_WORK ORDER_
Could you repeat the records below exactly, leaving out any pictures?

_TASK INPUT_

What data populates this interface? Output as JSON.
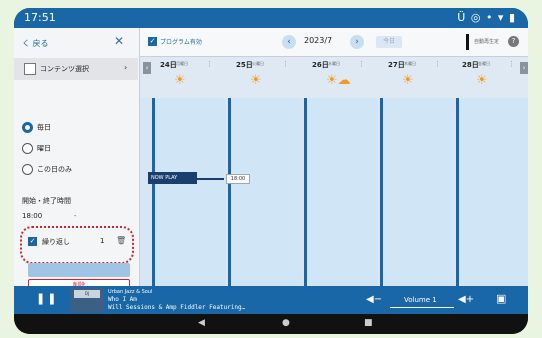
{
  "status": {
    "time": "17:51",
    "icons": "Ü ◎ • ▾ ▮"
  },
  "panel": {
    "back_label": "く 戻る",
    "close_label": "✕",
    "content_select": "コンテンツ選択",
    "content_arrow": "›",
    "repeat_options": [
      "毎日",
      "曜日",
      "この日のみ"
    ],
    "period_label": "開始・終了時間",
    "start_time": "18:00",
    "time_sep": "-",
    "repeat_label": "繰り返し",
    "repeat_count": "1",
    "save_label": "",
    "delete_label": "削除"
  },
  "toolbar": {
    "program_label": "プログラム有効",
    "month": "2023/7",
    "prev": "‹",
    "next": "›",
    "today": "今日",
    "right_label": "自動再生定"
  },
  "days": [
    {
      "date": "24日",
      "weekday": "月曜日",
      "weather": "☀"
    },
    {
      "date": "25日",
      "weekday": "火曜日",
      "weather": "☀"
    },
    {
      "date": "26日",
      "weekday": "水曜日",
      "weather": "☀☁"
    },
    {
      "date": "27日",
      "weekday": "木曜日",
      "weather": "☀"
    },
    {
      "date": "28日",
      "weekday": "金曜日",
      "weather": "☀"
    }
  ],
  "schedule": {
    "now_play_label": "NOW PLAY",
    "now_time": "18:00"
  },
  "player": {
    "station": "Urban Jazz & Soul",
    "title": "Who I Am",
    "artist": "Will Sessions & Amp Fiddler Featuring…",
    "thumb_label": "DJ",
    "volume_label": "Volume 1"
  },
  "navbar": {
    "back": "◀",
    "home": "●",
    "recent": "■"
  }
}
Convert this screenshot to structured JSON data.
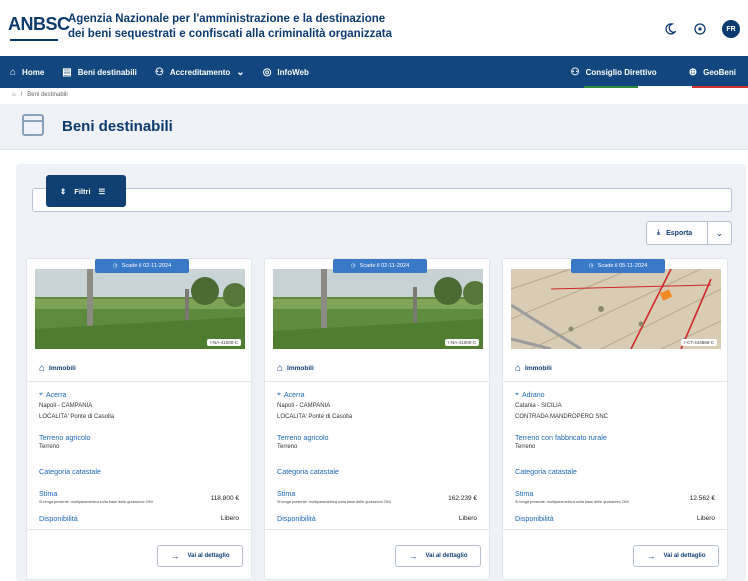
{
  "header": {
    "logo": "ANBSC",
    "agency_line1": "Agenzia Nazionale per l'amministrazione e la destinazione",
    "agency_line2": "dei beni sequestrati e confiscati alla criminalità organizzata",
    "avatar_initials": "FR"
  },
  "nav": {
    "items": [
      {
        "label": "Home",
        "icon": "home-icon"
      },
      {
        "label": "Beni destinabili",
        "icon": "list-icon"
      },
      {
        "label": "Accreditamento",
        "icon": "users-icon"
      },
      {
        "label": "InfoWeb",
        "icon": "globe-icon"
      }
    ],
    "right_items": [
      {
        "label": "Consiglio Direttivo",
        "icon": "people-icon"
      },
      {
        "label": "GeoBeni",
        "icon": "map-icon"
      }
    ]
  },
  "breadcrumb": {
    "current": "Beni destinabili"
  },
  "page": {
    "title": "Beni destinabili"
  },
  "filters": {
    "label": "Filtri"
  },
  "export": {
    "label": "Esporta"
  },
  "colors": {
    "primary": "#0f3f73",
    "nav": "#12467e",
    "link": "#1a67b5",
    "badge": "#3a79c7"
  },
  "cards": [
    {
      "badge": "Scade il 02-11-2024",
      "image_label": "I-NA-41000-C",
      "type": "Immobili",
      "city": "Acerra",
      "region": "Napoli - CAMPANIA",
      "locality": "LOCALITA' Ponte di Casolla",
      "category": "Terreno agricolo",
      "category_sub": "Terreno",
      "cat_label": "Categoria catastale",
      "stima_label": "Stima",
      "stima_note": "Si tenga presente: multiparametrica sulla base delle quotazioni OMI",
      "stima_value": "118.800 €",
      "disp_label": "Disponibilità",
      "disp_value": "Libero",
      "detail": "Vai al dettaglio"
    },
    {
      "badge": "Scade il 02-11-2024",
      "image_label": "I-NA-41000-C",
      "type": "Immobili",
      "city": "Acerra",
      "region": "Napoli - CAMPANIA",
      "locality": "LOCALITA' Ponte di Casolla",
      "category": "Terreno agricolo",
      "category_sub": "Terreno",
      "cat_label": "Categoria catastale",
      "stima_label": "Stima",
      "stima_note": "Si tenga presente: multiparametrica sulla base delle quotazioni OMI",
      "stima_value": "162.239 €",
      "disp_label": "Disponibilità",
      "disp_value": "Libero",
      "detail": "Vai al dettaglio"
    },
    {
      "badge": "Scade il 05-11-2024",
      "image_label": "I-CT-444886-C",
      "type": "Immobili",
      "city": "Adrano",
      "region": "Catania - SICILIA",
      "locality": "CONTRADA MANDROPERO SNC",
      "category": "Terreno con fabbricato rurale",
      "category_sub": "Terreno",
      "cat_label": "Categoria catastale",
      "stima_label": "Stima",
      "stima_note": "Si tenga presente: multiparametrica sulla base delle quotazioni OMI",
      "stima_value": "12.562 €",
      "disp_label": "Disponibilità",
      "disp_value": "Libero",
      "detail": "Vai al dettaglio"
    }
  ]
}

_EXERCISE OUTPUT_
What data populates this interface? Output as JSON.
{
  "status": {
    "time": "17:51",
    "icons": "Ü ◎ • ▾ ▮"
  },
  "panel": {
    "back_label": "く 戻る",
    "close_label": "✕",
    "content_select": "コンテンツ選択",
    "content_arrow": "›",
    "repeat_options": [
      "毎日",
      "曜日",
      "この日のみ"
    ],
    "period_label": "開始・終了時間",
    "start_time": "18:00",
    "time_sep": "-",
    "repeat_label": "繰り返し",
    "repeat_count": "1",
    "save_label": "",
    "delete_label": "削除"
  },
  "toolbar": {
    "program_label": "プログラム有効",
    "month": "2023/7",
    "prev": "‹",
    "next": "›",
    "today": "今日",
    "right_label": "自動再生定"
  },
  "days": [
    {
      "date": "24日",
      "weekday": "月曜日",
      "weather": "☀"
    },
    {
      "date": "25日",
      "weekday": "火曜日",
      "weather": "☀"
    },
    {
      "date": "26日",
      "weekday": "水曜日",
      "weather": "☀☁"
    },
    {
      "date": "27日",
      "weekday": "木曜日",
      "weather": "☀"
    },
    {
      "date": "28日",
      "weekday": "金曜日",
      "weather": "☀"
    }
  ],
  "schedule": {
    "now_play_label": "NOW PLAY",
    "now_time": "18:00"
  },
  "player": {
    "station": "Urban Jazz & Soul",
    "title": "Who I Am",
    "artist": "Will Sessions & Amp Fiddler Featuring…",
    "thumb_label": "DJ",
    "volume_label": "Volume 1"
  },
  "navbar": {
    "back": "◀",
    "home": "●",
    "recent": "■"
  }
}
Convert this screenshot to structured JSON data.
{
  "header": {
    "logo": "ANBSC",
    "agency_line1": "Agenzia Nazionale per l'amministrazione e la destinazione",
    "agency_line2": "dei beni sequestrati e confiscati alla criminalità organizzata",
    "avatar_initials": "FR"
  },
  "nav": {
    "items": [
      {
        "label": "Home",
        "icon": "home-icon"
      },
      {
        "label": "Beni destinabili",
        "icon": "list-icon"
      },
      {
        "label": "Accreditamento",
        "icon": "users-icon"
      },
      {
        "label": "InfoWeb",
        "icon": "globe-icon"
      }
    ],
    "right_items": [
      {
        "label": "Consiglio Direttivo",
        "icon": "people-icon"
      },
      {
        "label": "GeoBeni",
        "icon": "map-icon"
      }
    ]
  },
  "breadcrumb": {
    "current": "Beni destinabili"
  },
  "page": {
    "title": "Beni destinabili"
  },
  "filters": {
    "label": "Filtri"
  },
  "export": {
    "label": "Esporta"
  },
  "colors": {
    "primary": "#0f3f73",
    "nav": "#12467e",
    "link": "#1a67b5",
    "badge": "#3a79c7"
  },
  "cards": [
    {
      "badge": "Scade il 02-11-2024",
      "image_label": "I-NA-41000-C",
      "type": "Immobili",
      "city": "Acerra",
      "region": "Napoli - CAMPANIA",
      "locality": "LOCALITA' Ponte di Casolla",
      "category": "Terreno agricolo",
      "category_sub": "Terreno",
      "cat_label": "Categoria catastale",
      "stima_label": "Stima",
      "stima_note": "Si tenga presente: multiparametrica sulla base delle quotazioni OMI",
      "stima_value": "118.800 €",
      "disp_label": "Disponibilità",
      "disp_value": "Libero",
      "detail": "Vai al dettaglio"
    },
    {
      "badge": "Scade il 02-11-2024",
      "image_label": "I-NA-41000-C",
      "type": "Immobili",
      "city": "Acerra",
      "region": "Napoli - CAMPANIA",
      "locality": "LOCALITA' Ponte di Casolla",
      "category": "Terreno agricolo",
      "category_sub": "Terreno",
      "cat_label": "Categoria catastale",
      "stima_label": "Stima",
      "stima_note": "Si tenga presente: multiparametrica sulla base delle quotazioni OMI",
      "stima_value": "162.239 €",
      "disp_label": "Disponibilità",
      "disp_value": "Libero",
      "detail": "Vai al dettaglio"
    },
    {
      "badge": "Scade il 05-11-2024",
      "image_label": "I-CT-444886-C",
      "type": "Immobili",
      "city": "Adrano",
      "region": "Catania - SICILIA",
      "locality": "CONTRADA MANDROPERO SNC",
      "category": "Terreno con fabbricato rurale",
      "category_sub": "Terreno",
      "cat_label": "Categoria catastale",
      "stima_label": "Stima",
      "stima_note": "Si tenga presente: multiparametrica sulla base delle quotazioni OMI",
      "stima_value": "12.562 €",
      "disp_label": "Disponibilità",
      "disp_value": "Libero",
      "detail": "Vai al dettaglio"
    }
  ]
}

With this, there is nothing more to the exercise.